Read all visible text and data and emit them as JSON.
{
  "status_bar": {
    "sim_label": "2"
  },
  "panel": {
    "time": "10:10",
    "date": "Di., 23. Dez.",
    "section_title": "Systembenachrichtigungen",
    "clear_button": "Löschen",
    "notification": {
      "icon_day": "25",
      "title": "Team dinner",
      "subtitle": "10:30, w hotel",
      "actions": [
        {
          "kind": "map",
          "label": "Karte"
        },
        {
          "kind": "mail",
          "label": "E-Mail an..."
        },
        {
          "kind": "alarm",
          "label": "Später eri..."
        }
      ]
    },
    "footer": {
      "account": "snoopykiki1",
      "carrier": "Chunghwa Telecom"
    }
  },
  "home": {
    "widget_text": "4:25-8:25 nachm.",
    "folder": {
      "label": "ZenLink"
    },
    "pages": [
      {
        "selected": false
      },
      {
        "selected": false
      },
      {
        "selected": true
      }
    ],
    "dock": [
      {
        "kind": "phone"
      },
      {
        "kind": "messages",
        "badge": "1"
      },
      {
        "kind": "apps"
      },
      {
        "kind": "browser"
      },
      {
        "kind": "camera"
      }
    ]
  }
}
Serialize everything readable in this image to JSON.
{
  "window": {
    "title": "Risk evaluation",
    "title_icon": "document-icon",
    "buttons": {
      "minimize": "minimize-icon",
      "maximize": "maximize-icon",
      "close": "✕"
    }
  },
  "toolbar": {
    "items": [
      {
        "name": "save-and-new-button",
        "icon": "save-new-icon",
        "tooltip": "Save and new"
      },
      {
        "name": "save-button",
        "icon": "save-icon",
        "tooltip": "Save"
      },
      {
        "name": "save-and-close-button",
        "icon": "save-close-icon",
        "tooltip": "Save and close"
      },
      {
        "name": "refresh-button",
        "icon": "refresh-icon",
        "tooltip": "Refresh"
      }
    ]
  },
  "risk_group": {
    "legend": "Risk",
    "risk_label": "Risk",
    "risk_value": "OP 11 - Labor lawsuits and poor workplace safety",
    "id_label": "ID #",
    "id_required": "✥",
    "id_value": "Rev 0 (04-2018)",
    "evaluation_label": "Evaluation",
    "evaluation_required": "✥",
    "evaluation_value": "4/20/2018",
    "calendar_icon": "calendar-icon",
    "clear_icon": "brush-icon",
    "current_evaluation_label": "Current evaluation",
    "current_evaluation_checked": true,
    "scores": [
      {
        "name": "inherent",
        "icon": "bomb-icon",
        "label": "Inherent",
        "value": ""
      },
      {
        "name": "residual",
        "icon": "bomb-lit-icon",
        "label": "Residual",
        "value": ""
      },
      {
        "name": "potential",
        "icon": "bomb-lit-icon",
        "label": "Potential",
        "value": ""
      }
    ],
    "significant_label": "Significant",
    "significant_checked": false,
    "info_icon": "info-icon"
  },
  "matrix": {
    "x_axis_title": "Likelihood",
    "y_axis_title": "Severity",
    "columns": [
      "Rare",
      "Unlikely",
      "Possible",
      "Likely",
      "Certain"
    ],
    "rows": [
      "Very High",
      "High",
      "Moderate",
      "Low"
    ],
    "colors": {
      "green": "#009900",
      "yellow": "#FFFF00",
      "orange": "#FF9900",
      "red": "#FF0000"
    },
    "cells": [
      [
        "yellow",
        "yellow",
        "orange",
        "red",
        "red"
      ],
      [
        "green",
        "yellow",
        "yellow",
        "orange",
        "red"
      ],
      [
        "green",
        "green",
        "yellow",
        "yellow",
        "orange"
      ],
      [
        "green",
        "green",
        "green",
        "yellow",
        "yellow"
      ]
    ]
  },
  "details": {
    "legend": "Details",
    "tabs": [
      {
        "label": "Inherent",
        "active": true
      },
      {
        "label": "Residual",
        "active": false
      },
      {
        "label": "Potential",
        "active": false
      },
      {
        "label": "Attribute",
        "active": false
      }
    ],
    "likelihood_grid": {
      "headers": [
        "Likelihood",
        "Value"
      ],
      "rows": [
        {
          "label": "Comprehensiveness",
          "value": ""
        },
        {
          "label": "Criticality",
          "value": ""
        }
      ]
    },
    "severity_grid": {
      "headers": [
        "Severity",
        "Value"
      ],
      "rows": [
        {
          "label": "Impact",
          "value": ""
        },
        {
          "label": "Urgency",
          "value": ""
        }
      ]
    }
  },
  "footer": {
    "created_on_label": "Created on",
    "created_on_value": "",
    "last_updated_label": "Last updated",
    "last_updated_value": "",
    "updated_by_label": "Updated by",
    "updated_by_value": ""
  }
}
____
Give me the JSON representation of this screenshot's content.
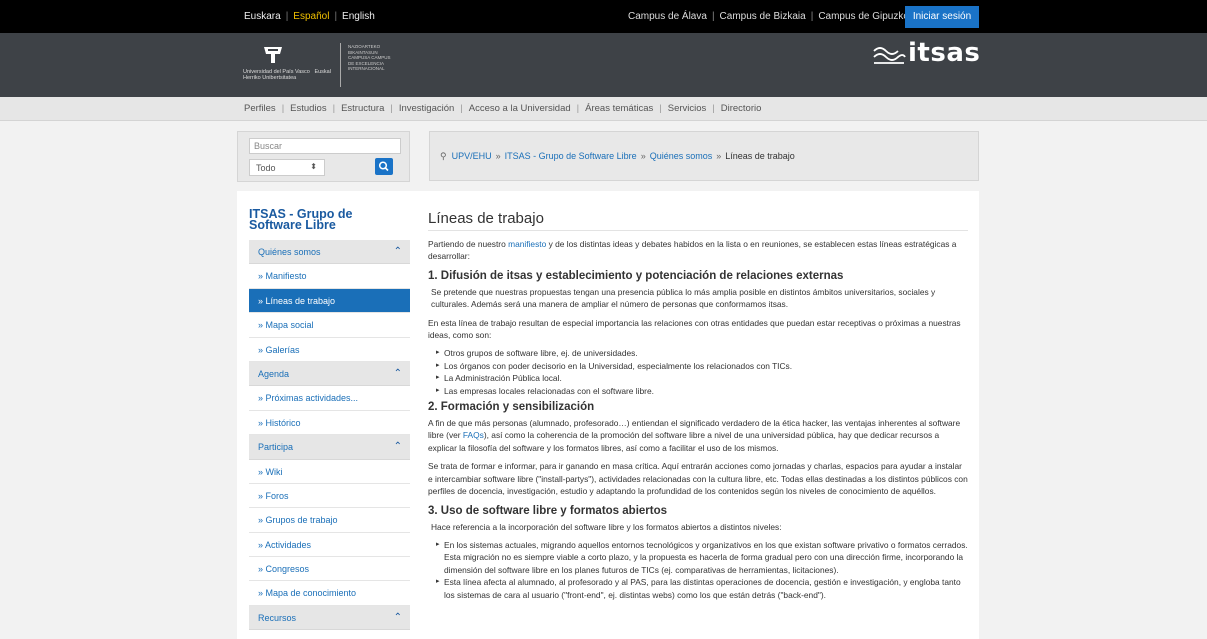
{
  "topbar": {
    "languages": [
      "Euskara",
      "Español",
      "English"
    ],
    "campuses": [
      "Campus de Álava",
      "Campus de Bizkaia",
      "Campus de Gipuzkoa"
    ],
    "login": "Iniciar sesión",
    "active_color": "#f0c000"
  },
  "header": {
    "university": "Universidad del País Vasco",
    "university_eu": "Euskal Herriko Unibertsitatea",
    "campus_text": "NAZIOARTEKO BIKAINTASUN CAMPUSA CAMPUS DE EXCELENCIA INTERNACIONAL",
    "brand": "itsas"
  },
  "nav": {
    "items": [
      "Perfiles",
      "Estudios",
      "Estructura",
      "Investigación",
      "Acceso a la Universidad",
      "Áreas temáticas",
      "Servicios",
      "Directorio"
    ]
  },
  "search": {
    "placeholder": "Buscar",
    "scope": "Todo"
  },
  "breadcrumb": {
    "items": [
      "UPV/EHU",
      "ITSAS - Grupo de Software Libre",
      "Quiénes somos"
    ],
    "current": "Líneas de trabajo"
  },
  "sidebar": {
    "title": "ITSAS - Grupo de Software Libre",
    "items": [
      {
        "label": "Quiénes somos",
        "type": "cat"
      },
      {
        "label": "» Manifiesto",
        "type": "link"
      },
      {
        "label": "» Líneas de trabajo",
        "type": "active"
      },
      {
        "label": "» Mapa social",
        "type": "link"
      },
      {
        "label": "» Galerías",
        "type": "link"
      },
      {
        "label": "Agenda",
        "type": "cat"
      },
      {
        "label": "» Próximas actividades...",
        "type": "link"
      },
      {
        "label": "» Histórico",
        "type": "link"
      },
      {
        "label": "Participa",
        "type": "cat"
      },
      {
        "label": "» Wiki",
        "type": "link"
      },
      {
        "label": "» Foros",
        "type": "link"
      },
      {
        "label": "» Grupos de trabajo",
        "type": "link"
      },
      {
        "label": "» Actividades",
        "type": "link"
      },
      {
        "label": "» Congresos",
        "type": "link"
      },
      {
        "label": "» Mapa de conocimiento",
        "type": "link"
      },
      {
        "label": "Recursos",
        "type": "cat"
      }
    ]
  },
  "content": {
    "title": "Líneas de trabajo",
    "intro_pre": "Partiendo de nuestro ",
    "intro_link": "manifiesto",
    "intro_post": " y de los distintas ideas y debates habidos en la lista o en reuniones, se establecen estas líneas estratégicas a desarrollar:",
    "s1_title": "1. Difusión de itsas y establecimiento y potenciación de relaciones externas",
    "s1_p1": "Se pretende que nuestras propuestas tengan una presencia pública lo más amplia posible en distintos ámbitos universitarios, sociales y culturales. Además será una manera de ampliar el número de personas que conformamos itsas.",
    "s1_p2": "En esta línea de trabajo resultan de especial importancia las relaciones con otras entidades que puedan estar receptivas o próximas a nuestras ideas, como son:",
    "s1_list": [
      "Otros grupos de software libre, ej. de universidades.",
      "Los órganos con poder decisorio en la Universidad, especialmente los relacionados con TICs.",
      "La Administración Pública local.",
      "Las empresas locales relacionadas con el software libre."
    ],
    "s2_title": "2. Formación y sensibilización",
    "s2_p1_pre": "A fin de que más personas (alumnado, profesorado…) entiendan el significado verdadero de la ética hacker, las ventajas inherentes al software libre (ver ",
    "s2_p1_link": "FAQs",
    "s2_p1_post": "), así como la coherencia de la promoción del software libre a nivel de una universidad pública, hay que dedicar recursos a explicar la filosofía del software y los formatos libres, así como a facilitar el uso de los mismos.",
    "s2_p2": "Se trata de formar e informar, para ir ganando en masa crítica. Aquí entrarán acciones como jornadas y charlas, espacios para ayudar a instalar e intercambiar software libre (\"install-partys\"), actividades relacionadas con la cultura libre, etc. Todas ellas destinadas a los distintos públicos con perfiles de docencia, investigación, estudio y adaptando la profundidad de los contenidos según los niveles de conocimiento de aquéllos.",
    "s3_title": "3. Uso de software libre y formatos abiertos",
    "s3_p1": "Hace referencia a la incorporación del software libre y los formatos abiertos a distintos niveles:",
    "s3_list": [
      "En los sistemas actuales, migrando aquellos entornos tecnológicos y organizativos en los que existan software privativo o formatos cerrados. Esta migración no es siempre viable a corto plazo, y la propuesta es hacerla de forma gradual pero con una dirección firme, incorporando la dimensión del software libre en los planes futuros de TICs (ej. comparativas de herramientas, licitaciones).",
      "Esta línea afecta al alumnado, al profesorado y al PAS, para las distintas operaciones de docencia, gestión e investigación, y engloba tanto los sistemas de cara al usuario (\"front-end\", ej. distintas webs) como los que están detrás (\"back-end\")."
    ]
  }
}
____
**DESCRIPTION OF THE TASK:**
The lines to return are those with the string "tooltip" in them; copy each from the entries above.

**ANSWER BOX:**
        "tooltip": "Save and new"
        "tooltip": "Save"
        "tooltip": "Save and close"
        "tooltip": "Refresh"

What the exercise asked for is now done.